- Data listing
************
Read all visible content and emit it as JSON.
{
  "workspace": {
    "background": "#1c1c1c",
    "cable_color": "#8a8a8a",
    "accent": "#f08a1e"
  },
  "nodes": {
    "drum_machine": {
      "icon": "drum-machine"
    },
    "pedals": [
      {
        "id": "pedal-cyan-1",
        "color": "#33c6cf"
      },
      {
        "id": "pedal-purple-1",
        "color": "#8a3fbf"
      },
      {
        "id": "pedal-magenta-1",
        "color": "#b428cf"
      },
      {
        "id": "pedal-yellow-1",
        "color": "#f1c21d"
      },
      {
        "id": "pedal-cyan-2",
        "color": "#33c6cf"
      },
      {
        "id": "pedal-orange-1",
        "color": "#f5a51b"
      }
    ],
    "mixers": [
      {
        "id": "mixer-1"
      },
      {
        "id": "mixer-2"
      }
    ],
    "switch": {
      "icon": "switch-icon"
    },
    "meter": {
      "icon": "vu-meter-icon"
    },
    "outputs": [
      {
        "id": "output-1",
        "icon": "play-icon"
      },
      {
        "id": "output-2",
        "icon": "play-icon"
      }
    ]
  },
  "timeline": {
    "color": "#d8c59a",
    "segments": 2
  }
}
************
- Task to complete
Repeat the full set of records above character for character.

- Task response
Read all visible content and emit it as JSON.
{
  "workspace": {
    "background": "#1c1c1c",
    "cable_color": "#8a8a8a",
    "accent": "#f08a1e"
  },
  "nodes": {
    "drum_machine": {
      "icon": "drum-machine"
    },
    "pedals": [
      {
        "id": "pedal-cyan-1",
        "color": "#33c6cf"
      },
      {
        "id": "pedal-purple-1",
        "color": "#8a3fbf"
      },
      {
        "id": "pedal-magenta-1",
        "color": "#b428cf"
      },
      {
        "id": "pedal-yellow-1",
        "color": "#f1c21d"
      },
      {
        "id": "pedal-cyan-2",
        "color": "#33c6cf"
      },
      {
        "id": "pedal-orange-1",
        "color": "#f5a51b"
      }
    ],
    "mixers": [
      {
        "id": "mixer-1"
      },
      {
        "id": "mixer-2"
      }
    ],
    "switch": {
      "icon": "switch-icon"
    },
    "meter": {
      "icon": "vu-meter-icon"
    },
    "outputs": [
      {
        "id": "output-1",
        "icon": "play-icon"
      },
      {
        "id": "output-2",
        "icon": "play-icon"
      }
    ]
  },
  "timeline": {
    "color": "#d8c59a",
    "segments": 2
  }
}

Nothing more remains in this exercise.